§ **Material to process**:
------------------------------------------------

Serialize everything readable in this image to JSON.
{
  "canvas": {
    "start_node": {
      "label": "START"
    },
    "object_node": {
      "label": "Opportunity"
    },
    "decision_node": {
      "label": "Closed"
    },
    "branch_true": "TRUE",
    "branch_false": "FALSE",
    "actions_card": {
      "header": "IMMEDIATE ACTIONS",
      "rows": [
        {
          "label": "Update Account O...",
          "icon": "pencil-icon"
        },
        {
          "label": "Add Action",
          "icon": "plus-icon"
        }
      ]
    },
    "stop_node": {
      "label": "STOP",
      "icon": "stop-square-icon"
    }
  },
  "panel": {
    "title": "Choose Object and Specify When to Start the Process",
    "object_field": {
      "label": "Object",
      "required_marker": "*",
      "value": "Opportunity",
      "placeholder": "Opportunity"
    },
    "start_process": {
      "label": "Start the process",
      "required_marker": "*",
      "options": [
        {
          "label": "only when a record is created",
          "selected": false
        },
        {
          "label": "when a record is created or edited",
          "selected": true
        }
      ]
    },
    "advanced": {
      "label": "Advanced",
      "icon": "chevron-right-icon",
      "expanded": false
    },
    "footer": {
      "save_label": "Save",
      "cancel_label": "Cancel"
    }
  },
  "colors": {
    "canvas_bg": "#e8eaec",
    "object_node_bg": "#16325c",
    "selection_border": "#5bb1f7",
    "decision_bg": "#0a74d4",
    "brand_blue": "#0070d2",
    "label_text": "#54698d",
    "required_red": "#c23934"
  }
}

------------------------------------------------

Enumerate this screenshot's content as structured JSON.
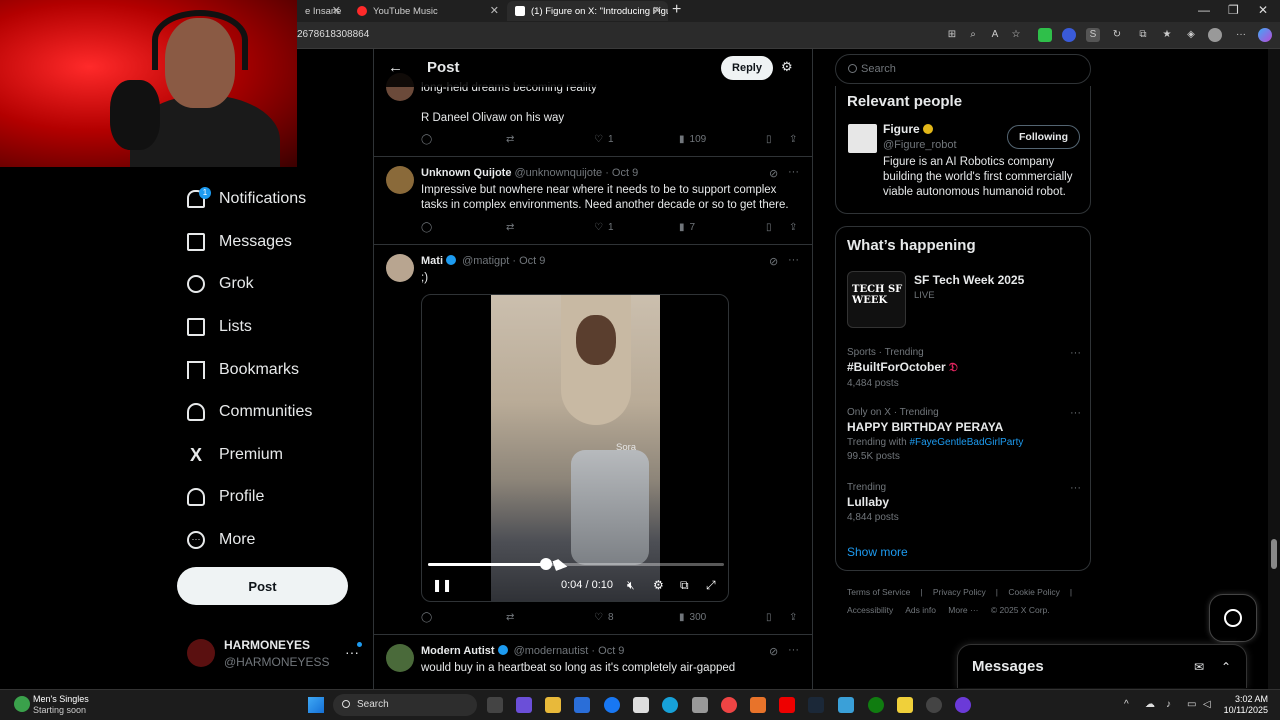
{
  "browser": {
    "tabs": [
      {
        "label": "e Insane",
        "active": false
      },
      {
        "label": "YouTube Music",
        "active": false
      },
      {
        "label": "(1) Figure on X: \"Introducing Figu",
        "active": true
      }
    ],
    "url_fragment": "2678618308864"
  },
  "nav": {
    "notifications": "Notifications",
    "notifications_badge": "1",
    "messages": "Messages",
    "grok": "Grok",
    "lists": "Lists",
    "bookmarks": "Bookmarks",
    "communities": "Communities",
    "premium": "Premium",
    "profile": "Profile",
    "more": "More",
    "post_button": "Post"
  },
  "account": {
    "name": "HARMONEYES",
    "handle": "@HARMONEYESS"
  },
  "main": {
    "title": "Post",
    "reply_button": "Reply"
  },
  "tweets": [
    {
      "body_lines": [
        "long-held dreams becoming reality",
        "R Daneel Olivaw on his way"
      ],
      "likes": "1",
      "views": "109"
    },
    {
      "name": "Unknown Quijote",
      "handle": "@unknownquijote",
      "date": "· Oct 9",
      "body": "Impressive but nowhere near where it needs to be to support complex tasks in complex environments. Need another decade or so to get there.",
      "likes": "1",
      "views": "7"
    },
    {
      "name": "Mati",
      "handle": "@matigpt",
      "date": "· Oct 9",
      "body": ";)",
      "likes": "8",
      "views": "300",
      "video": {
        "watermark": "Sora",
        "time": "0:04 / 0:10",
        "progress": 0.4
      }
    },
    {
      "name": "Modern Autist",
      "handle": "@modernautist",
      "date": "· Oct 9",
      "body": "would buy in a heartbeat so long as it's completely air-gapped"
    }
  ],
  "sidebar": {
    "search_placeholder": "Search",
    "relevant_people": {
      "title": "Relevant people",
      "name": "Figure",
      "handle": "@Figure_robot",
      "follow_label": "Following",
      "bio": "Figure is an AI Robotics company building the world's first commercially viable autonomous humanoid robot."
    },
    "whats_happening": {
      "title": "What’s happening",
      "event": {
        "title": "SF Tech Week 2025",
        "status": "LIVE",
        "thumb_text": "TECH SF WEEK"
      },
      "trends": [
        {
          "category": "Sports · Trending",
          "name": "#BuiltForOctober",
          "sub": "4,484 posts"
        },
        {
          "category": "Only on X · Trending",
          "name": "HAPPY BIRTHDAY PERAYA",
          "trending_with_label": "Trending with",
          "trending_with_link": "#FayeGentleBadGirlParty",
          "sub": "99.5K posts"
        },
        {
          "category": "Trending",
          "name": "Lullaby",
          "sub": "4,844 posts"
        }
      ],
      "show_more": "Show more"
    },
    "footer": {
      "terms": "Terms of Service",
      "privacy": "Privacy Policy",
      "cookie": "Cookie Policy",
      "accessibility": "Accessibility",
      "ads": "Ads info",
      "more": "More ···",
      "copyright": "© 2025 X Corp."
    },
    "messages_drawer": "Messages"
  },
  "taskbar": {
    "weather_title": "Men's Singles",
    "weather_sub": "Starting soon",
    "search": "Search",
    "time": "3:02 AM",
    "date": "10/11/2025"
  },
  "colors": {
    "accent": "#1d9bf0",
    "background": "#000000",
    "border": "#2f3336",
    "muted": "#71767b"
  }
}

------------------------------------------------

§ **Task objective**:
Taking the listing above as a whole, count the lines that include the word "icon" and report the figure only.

§ **Answer for the task**:
4